Reviewer 2

Main reason for "accept" decision - addressing the problem on realistic, large scale indoor scene dataset; nice theoretical contribution on the losses, and explaining the decisions made. Good points: - tackles novel, challenging, large scale problem of synthesizing views for indoor scenes; - works on a large dataset of realistic indoor scenes. - introduces reprojection consistency loss and style consistency loss, which is a nice theoretical contribution - this work is relevant in the context of indoor localization and navigation applications, where inpainting is necessary, e.g. for completing meshes, reconstructing views for which information is not available, such as holes due to occluders. Not so good points: - Evaluates only on one dataset, while other (larger) scale indoor scene dataset exists (Matterport3D, Gibson). If not suitable, explain why. Abstract and figure 1 -- omission of the mention that the input should be RGBD. It is not clear from the evaluation how the method performs on synthetic, smaller scenes. Abstract: mention that as few as 4 RGB”D” views are needed. The mention of reference views taken with a hand-held camera is a bit misleading, making the readers expect just RGB. Figure 1: mention that the input should contain depth as well. The reference input views are captured at the same time as the desired output views. Might be a good idea to emphasize that as few as 4 reference views In related work (L72), GQN has not been tested in real world setup -- it would have been valuable to add this experiment for comparison. Since the method is capable of browsing simple synthetic experiments, it would be worth to check how it performs on realistic Figure 1 and 2 are not referenced in the text. It is unclear later on whether the 3D Conv Net[34] (L72) mentioned in table 1 and later L234-240 is a contribution of the current work or it was proposed in [34]. 3. L90-91: what is the range for d_u (depth) ? what are the units? L102 -- the differentiable point tracer is suitable to be a part of the main paper. Is it mandatory or important for the point tracer to be differentiable? 3.2 L154-158: how are the layers pre-selected for adding residuals? 4. Experiments L206: -- Matterport3D ( is larger indoor scene dataset; they provide, among others, RGBD + camera annotations. How would the proposed method perform on MP3D? (Optional) evaluate on Gibson dataset ( L209, 210 → are the 8 views used for testing, i.e., reference views L213: how are the views clustered? Is this a manual step? if not, what features were used? How would the current method perform on ShapeNet? How difficult would it be to compare with methods that evaluate on ShapeNet, e.g. Dosovitskyi et al → how would it perform on SceneNet? There is no clear comparison showing why the proposed method For ablation: what is the contribution of individual loss components? e.g. style consistency vs reprojection consistency? Bring the dataset statistics closer to the beginning of the section defining the evaluation protocol (# of samples, #train, #test); It is not clear how the train / test were split, and whether there is a validation set. In Figure 4 - please add the color and depth measures for the selected pictures (e.g. similar to Table 1). In discussion -- It is understandable from the text and the table 1 that the authors are comparing against a very strong baseline (ablation). How much does 0.02 in PSNR (color), or 0.03 in LPIPS affect perception? For someone not familiar with these measures, how could one understand the improvement? The meaning of these differences should be explained in the discussion of the results.

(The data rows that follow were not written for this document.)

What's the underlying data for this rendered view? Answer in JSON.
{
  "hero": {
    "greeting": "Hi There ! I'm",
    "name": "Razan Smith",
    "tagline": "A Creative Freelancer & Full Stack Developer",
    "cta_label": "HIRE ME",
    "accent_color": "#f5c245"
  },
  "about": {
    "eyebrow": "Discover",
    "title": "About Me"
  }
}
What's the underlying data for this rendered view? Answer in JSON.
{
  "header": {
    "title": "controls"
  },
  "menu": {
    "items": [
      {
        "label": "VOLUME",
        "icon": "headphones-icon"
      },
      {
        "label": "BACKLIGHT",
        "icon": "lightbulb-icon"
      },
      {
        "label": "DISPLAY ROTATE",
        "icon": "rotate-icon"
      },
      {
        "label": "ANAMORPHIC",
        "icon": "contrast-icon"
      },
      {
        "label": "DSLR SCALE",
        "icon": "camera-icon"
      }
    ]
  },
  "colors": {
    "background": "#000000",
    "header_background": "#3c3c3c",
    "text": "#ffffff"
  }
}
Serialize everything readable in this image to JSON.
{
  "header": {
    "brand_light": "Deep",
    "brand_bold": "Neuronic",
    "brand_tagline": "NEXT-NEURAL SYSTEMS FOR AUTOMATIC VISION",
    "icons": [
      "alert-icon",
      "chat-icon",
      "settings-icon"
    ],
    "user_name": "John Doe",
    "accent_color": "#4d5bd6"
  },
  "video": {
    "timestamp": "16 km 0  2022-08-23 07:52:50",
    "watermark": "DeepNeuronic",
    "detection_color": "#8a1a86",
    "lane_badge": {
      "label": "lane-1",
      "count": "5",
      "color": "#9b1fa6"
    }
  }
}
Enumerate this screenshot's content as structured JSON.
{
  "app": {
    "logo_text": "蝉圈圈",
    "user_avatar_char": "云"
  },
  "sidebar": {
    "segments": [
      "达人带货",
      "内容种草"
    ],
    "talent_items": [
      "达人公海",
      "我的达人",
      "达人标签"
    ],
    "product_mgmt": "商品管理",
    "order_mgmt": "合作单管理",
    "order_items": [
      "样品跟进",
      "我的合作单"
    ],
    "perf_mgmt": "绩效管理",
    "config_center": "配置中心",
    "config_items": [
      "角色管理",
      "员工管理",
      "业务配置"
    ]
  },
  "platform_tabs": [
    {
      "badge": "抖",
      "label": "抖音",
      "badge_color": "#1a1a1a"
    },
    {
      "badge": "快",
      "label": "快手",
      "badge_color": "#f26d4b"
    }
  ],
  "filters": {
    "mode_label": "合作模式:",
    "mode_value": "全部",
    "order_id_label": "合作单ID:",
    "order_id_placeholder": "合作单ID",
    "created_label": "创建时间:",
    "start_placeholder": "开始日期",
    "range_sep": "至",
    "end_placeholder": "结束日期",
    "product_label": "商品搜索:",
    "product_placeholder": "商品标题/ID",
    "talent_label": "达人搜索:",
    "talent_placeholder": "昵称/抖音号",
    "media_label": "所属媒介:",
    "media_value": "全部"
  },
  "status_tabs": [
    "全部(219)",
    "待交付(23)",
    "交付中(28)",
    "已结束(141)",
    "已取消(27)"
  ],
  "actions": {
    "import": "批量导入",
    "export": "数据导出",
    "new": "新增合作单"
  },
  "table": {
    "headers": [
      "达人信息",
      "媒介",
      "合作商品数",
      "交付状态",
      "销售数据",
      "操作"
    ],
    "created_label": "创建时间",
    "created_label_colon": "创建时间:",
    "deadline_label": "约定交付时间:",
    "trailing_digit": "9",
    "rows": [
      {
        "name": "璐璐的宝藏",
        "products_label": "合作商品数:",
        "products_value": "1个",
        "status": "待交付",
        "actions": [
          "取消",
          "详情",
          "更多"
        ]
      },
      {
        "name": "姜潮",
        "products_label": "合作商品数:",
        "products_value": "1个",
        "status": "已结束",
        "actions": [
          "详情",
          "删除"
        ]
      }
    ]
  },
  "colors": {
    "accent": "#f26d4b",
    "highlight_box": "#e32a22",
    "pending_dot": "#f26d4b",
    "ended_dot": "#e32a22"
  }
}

Reviewer 3

> The BiGAN image predictions seem noisy along the grid. This might be the result of suboptimal architectural choices (low model capacity, filter size etc). > This approach seems quite similar to "Neural Rerendering in the Wild" (Meshry et al) at CVPR 2019. This paper uses a similar approach of using point cloud representations in the context of multi-view reconstruction. How are these methods related? > It would be good to get clarity on how different this work is from Meshry et al. before evaluating contributions in this paper. I hope that the rebuttal clarifies this.